Last weekend on saturday the 9th of October I took part in my first peaceful protest. If joining Greenpeace wasn't my hippy christening than this certainly was. I was part of group of twenty chrusty looking hippies campaigning against deforrestation in Australia. The campaign was part of a global day of protesting against Harvey Norman for sourcing wood to make their products from unsustainably cut trees in Austalia. My role was to hold a massive banner saying "Wellington says no Harvey Norman no to deforrestion in Tasmania". At one stage the security guard tried to pull the banner off me but I simply ignored him and didn't let go till he gave up. It was a peaceful protest and all we did was hand out flyers to customers of Harvey Norman and sing a few songs. The police ended up coming and just told us to stand on the road outside instead of in the centre of the shopping centre. I really enjoyed the whole experience though as for the first time in my life I was getting in a bit of troube but for an incredible cause. I had been convinced to attend the protest the night before by a lady who gave a speech on living in the forrest blocade in Tasmania for the last year. In summary they are in a constant battle with logging companies and often latch themselves onto trees to prevent being removed from the blocade. She was so passionate about saving these ancient and endangered trees in Tasmania that many of us have been convinced to visit the forrest blocade and I know I would like to spend a month or so there when I go to Oz.

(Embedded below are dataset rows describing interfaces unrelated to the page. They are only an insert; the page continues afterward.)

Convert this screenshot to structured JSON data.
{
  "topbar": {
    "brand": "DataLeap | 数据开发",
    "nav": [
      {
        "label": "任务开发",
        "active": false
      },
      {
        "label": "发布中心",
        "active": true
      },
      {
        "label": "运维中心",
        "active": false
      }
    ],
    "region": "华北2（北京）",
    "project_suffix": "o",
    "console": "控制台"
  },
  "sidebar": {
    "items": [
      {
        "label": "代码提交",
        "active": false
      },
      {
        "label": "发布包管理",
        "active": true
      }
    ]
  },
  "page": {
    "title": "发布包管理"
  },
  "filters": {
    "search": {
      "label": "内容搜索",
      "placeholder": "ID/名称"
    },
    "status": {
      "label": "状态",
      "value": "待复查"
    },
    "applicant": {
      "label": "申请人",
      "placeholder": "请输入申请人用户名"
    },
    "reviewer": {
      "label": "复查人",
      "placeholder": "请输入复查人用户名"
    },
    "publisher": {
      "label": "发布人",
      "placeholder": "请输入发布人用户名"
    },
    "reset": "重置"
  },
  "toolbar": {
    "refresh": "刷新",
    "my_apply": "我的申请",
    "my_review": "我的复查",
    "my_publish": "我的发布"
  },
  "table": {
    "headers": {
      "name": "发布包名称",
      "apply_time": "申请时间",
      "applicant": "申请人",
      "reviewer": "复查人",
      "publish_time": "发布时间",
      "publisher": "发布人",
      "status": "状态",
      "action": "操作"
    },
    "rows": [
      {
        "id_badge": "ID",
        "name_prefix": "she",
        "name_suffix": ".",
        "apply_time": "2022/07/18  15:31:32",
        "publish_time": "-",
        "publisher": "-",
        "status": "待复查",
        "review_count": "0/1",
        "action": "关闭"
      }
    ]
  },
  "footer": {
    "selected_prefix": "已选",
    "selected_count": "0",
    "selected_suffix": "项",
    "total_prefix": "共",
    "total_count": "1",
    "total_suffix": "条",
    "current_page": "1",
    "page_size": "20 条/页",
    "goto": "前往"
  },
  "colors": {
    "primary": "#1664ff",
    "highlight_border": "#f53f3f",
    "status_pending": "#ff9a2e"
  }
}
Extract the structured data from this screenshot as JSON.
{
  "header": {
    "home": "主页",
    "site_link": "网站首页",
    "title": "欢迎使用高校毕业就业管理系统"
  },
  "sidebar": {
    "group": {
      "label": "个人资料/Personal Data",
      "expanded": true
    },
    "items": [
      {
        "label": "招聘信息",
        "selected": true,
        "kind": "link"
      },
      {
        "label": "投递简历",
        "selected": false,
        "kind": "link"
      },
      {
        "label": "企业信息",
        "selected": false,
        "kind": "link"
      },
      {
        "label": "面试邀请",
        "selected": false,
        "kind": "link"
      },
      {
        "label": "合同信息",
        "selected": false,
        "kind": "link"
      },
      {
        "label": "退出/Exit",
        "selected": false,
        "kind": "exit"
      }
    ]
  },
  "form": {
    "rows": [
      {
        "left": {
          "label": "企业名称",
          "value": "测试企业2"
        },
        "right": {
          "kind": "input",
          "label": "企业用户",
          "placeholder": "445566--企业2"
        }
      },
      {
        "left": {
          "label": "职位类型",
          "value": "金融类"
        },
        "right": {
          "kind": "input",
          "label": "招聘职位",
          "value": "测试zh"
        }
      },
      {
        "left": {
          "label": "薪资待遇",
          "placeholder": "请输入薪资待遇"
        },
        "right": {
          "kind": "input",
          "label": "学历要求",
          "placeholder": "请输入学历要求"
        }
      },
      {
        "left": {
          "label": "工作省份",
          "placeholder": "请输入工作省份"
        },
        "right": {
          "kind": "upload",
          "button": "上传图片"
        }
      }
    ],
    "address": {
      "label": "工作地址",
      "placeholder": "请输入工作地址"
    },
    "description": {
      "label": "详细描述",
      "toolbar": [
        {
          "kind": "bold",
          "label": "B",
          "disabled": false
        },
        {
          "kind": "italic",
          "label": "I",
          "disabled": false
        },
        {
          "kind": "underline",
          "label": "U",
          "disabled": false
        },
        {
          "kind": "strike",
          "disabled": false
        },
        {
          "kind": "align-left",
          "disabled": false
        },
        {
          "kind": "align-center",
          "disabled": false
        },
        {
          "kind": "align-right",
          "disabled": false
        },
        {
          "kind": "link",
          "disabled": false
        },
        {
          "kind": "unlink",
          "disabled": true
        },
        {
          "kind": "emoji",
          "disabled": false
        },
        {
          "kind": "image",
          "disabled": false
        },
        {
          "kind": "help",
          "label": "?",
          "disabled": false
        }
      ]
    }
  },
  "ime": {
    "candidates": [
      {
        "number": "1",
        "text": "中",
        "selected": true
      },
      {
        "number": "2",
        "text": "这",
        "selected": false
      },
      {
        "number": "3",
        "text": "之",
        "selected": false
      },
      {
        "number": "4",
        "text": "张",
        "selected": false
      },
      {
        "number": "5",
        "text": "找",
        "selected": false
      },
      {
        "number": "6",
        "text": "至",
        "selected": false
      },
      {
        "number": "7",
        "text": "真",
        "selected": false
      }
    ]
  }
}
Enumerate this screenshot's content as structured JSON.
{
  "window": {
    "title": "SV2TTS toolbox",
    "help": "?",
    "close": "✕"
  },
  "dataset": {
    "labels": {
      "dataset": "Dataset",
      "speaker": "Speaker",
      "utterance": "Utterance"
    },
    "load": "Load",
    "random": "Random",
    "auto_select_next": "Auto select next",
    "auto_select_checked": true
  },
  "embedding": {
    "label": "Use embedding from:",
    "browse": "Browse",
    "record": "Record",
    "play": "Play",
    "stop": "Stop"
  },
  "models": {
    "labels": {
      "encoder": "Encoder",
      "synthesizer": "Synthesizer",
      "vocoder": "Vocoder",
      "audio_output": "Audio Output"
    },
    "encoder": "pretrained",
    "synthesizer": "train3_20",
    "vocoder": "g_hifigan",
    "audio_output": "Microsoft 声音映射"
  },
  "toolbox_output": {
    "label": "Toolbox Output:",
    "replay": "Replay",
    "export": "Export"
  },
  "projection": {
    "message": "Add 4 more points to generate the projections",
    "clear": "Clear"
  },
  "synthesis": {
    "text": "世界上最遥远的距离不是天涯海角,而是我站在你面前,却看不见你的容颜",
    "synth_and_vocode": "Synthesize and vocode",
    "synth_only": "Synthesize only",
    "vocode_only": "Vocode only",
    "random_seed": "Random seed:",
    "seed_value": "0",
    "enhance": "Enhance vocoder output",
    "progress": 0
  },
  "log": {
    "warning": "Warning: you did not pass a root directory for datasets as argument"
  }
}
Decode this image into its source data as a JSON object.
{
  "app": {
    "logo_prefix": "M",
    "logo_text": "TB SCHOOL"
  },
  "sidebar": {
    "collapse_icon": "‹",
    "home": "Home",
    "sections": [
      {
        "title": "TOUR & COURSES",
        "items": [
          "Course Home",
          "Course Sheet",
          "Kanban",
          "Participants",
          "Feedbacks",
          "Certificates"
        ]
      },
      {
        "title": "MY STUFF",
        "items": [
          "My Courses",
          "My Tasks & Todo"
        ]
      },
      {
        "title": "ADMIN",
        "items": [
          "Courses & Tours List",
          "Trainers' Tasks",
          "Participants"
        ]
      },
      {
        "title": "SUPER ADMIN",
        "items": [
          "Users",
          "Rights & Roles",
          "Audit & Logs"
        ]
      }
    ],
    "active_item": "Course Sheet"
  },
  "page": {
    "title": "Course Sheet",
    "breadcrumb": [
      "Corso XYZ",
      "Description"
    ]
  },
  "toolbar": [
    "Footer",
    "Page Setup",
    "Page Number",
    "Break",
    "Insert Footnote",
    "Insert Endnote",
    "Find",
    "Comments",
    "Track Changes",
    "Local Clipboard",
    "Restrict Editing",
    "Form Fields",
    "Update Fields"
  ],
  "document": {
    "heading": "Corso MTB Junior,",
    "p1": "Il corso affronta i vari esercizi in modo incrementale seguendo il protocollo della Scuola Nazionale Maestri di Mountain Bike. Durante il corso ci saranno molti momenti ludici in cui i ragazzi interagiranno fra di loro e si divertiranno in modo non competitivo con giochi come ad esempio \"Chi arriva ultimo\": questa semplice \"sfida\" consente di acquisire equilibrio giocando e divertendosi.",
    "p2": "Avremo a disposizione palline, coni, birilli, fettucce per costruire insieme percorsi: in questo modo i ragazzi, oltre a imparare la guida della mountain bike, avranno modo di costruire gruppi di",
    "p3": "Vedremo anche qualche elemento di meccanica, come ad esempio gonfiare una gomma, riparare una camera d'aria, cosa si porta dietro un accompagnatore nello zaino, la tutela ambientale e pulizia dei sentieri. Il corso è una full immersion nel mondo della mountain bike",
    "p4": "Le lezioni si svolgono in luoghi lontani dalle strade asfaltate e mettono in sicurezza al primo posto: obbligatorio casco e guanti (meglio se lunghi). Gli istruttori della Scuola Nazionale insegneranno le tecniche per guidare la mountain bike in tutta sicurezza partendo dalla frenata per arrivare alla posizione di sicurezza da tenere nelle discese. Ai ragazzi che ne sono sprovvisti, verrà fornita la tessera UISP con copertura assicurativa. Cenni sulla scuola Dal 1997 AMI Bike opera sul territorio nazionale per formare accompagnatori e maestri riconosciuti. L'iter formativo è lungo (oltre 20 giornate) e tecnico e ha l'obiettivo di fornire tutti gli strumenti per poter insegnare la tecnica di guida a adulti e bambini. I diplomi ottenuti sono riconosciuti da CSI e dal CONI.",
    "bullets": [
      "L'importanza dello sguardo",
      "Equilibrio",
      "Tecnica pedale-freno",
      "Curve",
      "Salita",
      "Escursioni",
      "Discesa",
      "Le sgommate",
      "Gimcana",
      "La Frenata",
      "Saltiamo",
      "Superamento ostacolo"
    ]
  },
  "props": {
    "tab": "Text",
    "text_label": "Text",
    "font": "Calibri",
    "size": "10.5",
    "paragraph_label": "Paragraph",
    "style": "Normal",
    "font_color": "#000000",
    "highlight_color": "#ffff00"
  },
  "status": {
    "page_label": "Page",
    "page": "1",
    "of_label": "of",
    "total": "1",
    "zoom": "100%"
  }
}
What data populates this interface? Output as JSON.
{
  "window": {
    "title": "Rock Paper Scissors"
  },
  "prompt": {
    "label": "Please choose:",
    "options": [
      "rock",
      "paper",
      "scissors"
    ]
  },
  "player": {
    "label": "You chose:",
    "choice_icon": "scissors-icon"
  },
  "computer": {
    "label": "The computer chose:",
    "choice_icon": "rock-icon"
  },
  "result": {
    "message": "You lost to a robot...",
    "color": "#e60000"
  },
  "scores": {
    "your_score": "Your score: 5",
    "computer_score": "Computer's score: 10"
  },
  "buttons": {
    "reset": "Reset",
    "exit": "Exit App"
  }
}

I feel I must also mention my involvment in Occupy Wellington. It started on saturday and I helped put posters up and hand out flyers last wednesday to spread the word about it. As many of you already know it is a worldwide protest against corporate greed, capitalism and why democracies world wide are not working. I will not go into too much detail about this other than that I felt I should personally help out and get involved to add my support to the movement as talking to people on the street every day I have become more aware that the present system is not working and only suits a minor few. I didn't make occupy Wellington itself as I moved up to Auckland on saturday but I have been helping out in the evenings at the Occupy in Auckland. It is an exciting time to be alive as history is being created right in front of us with this movement and hopefully it will lead to positive change that will suit everyone.
I think that pretty much summarises the big change that has taken place in my life over the past few weeks. This coming week I will continue to sign up as many new members for Greenpeace as possible so as I can hold onto my awesome new job. Plus if I do hold onto my job then I will be joining the travel team from next week on. That means I will be part of a team of two or three travelling from town to town around New Zealand in a camper van. The camper van is rented by Greenpeace and they also pay for the fuel. It would be my dream job to travel around New Zealand in a camper van signing people up to become new members of Greenpeace in our mission to sace the environment. Fingers crossed. Peace and love.